- Problem
Going through the data, count each line that has the word "display". Reply with the total and nothing more.

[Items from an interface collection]
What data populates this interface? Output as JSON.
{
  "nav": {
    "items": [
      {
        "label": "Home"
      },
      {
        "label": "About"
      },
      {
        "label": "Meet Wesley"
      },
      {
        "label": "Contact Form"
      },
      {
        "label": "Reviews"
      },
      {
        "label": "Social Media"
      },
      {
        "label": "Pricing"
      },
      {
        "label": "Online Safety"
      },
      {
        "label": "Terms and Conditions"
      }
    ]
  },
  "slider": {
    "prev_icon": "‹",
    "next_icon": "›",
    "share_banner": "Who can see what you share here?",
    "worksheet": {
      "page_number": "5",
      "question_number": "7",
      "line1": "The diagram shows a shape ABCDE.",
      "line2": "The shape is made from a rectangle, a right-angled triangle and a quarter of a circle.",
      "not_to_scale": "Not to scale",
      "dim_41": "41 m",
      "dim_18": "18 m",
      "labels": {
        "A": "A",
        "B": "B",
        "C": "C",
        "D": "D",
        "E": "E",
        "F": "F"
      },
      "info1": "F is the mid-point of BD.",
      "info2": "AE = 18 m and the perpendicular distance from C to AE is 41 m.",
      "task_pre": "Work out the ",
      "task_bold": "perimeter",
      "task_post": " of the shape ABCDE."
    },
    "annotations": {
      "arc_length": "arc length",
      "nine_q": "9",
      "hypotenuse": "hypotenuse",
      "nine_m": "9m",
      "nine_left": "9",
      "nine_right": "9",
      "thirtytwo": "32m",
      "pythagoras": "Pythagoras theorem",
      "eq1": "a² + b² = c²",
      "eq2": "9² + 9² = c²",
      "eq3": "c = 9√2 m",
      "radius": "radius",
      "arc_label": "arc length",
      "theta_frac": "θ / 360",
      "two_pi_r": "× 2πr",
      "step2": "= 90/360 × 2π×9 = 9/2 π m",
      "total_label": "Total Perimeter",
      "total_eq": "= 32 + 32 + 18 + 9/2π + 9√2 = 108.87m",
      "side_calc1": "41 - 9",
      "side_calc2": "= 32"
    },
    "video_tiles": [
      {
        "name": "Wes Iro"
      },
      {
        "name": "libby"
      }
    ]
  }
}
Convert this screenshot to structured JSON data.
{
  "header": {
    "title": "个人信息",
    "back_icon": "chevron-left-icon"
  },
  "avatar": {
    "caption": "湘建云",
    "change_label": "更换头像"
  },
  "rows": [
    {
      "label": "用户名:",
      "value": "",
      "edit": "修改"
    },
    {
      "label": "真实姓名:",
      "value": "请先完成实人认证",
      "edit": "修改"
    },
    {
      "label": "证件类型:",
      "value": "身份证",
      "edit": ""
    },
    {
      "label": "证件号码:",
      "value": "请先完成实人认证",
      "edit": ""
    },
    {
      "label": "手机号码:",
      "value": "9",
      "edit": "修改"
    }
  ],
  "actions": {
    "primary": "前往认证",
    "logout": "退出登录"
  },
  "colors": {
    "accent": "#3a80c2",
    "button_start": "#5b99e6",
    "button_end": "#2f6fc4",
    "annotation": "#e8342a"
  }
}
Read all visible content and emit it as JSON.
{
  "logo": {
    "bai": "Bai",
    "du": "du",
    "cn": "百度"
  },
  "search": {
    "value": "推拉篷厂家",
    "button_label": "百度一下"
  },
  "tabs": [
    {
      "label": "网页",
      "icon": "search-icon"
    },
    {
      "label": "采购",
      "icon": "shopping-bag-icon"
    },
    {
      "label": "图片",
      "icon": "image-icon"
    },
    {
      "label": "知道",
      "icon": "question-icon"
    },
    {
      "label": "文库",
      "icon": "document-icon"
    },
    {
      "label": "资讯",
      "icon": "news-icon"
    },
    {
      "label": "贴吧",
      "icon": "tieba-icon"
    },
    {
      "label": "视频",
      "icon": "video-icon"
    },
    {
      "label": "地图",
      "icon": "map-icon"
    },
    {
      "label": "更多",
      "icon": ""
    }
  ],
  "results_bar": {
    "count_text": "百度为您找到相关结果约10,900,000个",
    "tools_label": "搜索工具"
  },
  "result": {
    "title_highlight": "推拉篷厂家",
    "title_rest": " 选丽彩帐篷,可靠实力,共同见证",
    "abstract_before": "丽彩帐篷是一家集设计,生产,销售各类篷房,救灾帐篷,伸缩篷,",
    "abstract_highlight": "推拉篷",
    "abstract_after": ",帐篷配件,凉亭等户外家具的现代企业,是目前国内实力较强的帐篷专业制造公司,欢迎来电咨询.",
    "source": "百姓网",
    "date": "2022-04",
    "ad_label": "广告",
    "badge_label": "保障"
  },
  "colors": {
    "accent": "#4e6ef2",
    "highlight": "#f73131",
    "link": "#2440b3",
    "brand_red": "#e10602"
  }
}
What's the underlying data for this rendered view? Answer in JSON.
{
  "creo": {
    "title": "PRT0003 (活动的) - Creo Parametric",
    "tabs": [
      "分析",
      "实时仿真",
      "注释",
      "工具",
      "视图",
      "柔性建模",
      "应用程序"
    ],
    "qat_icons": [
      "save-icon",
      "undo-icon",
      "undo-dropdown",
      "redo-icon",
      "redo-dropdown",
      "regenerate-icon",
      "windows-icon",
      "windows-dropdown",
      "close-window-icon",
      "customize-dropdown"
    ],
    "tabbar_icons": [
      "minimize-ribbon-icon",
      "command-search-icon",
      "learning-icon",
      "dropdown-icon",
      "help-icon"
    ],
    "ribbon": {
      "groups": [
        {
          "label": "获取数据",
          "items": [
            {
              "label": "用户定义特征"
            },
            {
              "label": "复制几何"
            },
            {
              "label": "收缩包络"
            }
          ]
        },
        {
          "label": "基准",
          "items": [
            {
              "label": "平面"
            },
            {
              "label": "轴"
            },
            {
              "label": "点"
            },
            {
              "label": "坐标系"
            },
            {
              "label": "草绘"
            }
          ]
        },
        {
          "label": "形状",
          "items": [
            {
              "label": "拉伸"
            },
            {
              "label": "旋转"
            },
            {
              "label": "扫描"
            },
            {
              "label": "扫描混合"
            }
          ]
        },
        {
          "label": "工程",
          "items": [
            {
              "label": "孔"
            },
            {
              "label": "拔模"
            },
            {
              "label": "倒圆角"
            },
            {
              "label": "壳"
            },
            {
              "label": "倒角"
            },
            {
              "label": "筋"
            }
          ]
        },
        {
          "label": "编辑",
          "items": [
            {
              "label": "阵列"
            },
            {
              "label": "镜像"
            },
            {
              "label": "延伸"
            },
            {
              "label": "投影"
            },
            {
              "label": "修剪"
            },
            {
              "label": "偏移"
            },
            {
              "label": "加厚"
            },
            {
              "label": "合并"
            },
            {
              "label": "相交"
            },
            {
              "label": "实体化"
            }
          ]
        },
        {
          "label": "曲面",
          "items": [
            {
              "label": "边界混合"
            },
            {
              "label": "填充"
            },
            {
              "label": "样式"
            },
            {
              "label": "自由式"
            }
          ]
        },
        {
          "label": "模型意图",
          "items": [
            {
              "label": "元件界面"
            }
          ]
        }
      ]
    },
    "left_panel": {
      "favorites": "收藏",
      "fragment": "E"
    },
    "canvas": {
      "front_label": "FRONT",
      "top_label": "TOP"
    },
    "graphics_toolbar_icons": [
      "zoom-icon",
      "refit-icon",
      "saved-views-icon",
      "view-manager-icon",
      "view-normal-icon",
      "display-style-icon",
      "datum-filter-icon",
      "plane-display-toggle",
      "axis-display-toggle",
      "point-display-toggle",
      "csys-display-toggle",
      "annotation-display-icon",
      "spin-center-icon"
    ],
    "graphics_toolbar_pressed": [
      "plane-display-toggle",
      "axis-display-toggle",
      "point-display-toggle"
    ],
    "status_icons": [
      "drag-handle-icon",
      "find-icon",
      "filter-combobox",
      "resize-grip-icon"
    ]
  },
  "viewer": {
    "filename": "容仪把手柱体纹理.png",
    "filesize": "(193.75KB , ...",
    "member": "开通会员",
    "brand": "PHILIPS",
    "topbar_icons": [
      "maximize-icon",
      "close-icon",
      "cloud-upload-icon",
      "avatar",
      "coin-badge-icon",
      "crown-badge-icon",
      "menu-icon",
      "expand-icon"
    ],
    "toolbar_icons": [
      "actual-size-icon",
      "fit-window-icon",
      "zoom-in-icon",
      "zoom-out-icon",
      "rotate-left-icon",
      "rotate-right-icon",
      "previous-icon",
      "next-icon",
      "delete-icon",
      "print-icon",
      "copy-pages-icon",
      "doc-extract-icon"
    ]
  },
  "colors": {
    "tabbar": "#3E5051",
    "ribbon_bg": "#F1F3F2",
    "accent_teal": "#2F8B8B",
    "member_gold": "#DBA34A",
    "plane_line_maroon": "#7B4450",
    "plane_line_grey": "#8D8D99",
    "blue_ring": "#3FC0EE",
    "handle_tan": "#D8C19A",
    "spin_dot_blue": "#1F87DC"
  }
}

- Solution to the exercise
9